Today, in the United States, is National Maritime Day. There is a presidential proclamation and everything. The day, May 22nd, was chosen because that was the date that the American steamship Savannah set sail from Savannah, Georgia in 1818 on the first ever transoceanic voyage under steam power. Well, partially under steam power, at any rate. Perhaps, tellingly, the Savannah was not a commercial success and was converted back to a pure sailing ship shortly after her return voyage from Europe.
For all intents and purposes, the United States no longer has a significant merchant marine in international trade. In 1955, the US flag fleet represented almost 25% of the world’s overall tonnage. Today the fleet represents less than 2% of total world tonnage. But we still have a National Maritime Day, as authorized by Congress in 1933.
Last night, I had the pleasure to attend the 75th birthday party for and on the historic tanker Mary A. Whalen. (My thanks to Carolina and the great folks at Portside New York. A great party.) It was a beautiful evening, but as I looked out at the empty piers and sheds on the Atlantic Basin I was reminded of how different the Brooklyn waterfront was when I first saw it almost forty years ago, when it was bustling with hundreds of ships and thousands of tugs. The now empty sheds were full of general cargo from all over the world and the empty Brooklyn waterfront streets were crowded with trucks carrying cargo to or from the docks. Walking along Red Hook’s Imlay Street past the massive New York Dock Company warehouses felt like stumbling into the set of a post-apocalyptic movie, except with fewer zombies.
Container ships, which revolutionized shipping and which were developed in the United States, still call at Red Hook, Staten Island and Port Newark and Port Elizabeth, but the US container ship operators are all gone or swallowed up by foreign operators. Virtually the only container ships flying the US flag in international trade these days are foreign-owned ships operating under the Maritime Administration’s Maritime Security Program (MSP) which pays subsidies to operate the ships under the US flag. According to the Maritime Administration, US flag ships cost roughly 2.7 times more to operate than foreign flag ships, with crew costs being over five times higher. Ironically, while these US flag ships have foreign owners, US owners operate a much larger fleet of of foreign flagged ships in international trade.
The US also has a tax structure that is particularly unattractive to US flag operators. This is a particular irony as the US tax code allows foreign operators based in the US to pay little or no Federal taxes.
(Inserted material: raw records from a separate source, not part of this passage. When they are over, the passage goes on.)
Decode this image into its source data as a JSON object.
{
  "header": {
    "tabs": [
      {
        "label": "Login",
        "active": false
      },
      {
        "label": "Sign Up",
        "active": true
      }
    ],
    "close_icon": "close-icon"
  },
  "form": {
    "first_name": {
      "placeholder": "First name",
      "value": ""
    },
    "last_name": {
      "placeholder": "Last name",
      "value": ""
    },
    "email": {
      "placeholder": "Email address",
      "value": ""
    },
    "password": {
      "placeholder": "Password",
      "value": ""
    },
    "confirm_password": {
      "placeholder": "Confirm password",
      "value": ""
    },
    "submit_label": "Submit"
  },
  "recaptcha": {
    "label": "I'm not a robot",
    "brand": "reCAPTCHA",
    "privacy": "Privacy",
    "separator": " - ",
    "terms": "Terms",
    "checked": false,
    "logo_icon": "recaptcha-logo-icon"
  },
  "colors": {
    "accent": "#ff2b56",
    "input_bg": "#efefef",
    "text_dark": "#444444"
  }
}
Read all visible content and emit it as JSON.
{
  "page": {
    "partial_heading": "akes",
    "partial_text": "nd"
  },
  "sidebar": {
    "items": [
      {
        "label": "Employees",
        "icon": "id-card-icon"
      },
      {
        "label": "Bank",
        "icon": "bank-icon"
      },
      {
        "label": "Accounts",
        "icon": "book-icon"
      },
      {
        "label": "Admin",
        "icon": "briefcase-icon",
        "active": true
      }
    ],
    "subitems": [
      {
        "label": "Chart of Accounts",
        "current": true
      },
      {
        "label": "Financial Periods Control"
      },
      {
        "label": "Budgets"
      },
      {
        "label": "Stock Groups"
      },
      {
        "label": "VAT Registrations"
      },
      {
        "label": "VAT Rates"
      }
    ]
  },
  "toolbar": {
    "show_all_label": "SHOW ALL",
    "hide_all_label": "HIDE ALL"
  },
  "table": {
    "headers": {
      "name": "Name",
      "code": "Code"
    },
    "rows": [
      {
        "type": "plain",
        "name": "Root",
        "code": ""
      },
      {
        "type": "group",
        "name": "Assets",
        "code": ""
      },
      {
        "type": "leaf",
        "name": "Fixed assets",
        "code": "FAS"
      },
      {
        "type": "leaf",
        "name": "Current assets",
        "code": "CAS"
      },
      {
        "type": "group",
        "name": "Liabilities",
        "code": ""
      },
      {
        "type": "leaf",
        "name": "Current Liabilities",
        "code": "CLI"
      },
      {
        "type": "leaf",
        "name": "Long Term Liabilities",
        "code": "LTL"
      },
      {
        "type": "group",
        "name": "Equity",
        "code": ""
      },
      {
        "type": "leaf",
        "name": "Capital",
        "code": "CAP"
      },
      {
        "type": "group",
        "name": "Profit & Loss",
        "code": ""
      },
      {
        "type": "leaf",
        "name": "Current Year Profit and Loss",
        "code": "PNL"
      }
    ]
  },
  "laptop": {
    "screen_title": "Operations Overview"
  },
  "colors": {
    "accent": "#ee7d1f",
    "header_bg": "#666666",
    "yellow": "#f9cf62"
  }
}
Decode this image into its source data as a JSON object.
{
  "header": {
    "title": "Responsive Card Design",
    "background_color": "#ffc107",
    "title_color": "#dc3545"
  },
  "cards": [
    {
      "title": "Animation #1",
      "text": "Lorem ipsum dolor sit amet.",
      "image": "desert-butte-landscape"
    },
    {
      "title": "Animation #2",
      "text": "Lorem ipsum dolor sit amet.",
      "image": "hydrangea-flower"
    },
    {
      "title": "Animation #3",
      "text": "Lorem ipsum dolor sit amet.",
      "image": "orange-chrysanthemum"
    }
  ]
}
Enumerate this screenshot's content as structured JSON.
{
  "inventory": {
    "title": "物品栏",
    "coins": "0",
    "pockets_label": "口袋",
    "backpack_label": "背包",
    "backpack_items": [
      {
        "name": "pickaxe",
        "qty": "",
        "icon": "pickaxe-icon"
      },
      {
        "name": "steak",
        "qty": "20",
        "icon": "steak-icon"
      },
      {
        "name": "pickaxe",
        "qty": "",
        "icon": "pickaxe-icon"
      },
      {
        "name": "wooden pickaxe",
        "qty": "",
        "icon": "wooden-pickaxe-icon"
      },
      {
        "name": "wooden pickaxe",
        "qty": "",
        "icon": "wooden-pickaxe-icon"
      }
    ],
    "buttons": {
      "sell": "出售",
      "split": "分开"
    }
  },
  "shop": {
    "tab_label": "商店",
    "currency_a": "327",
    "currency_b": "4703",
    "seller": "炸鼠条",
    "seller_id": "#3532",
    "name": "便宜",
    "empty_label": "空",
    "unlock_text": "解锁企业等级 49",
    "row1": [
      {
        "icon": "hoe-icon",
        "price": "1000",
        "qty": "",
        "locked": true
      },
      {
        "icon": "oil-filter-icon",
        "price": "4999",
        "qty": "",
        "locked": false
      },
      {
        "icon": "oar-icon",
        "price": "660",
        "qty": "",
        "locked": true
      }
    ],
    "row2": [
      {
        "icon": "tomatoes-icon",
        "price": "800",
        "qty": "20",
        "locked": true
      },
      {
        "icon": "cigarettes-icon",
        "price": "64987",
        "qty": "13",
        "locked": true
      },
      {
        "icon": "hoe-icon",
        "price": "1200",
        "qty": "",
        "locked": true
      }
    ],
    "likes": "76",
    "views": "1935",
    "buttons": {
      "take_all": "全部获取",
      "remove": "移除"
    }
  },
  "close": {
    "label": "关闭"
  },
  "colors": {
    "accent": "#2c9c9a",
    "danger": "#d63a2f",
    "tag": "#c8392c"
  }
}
Carnival Corp is a prime example.
Last night as I watched the sunset from the quiet Brooklyn docks I was reminded of the wisdom of Pogo. “We have met the enemy and he is us.” A happy National Maritime Day to all.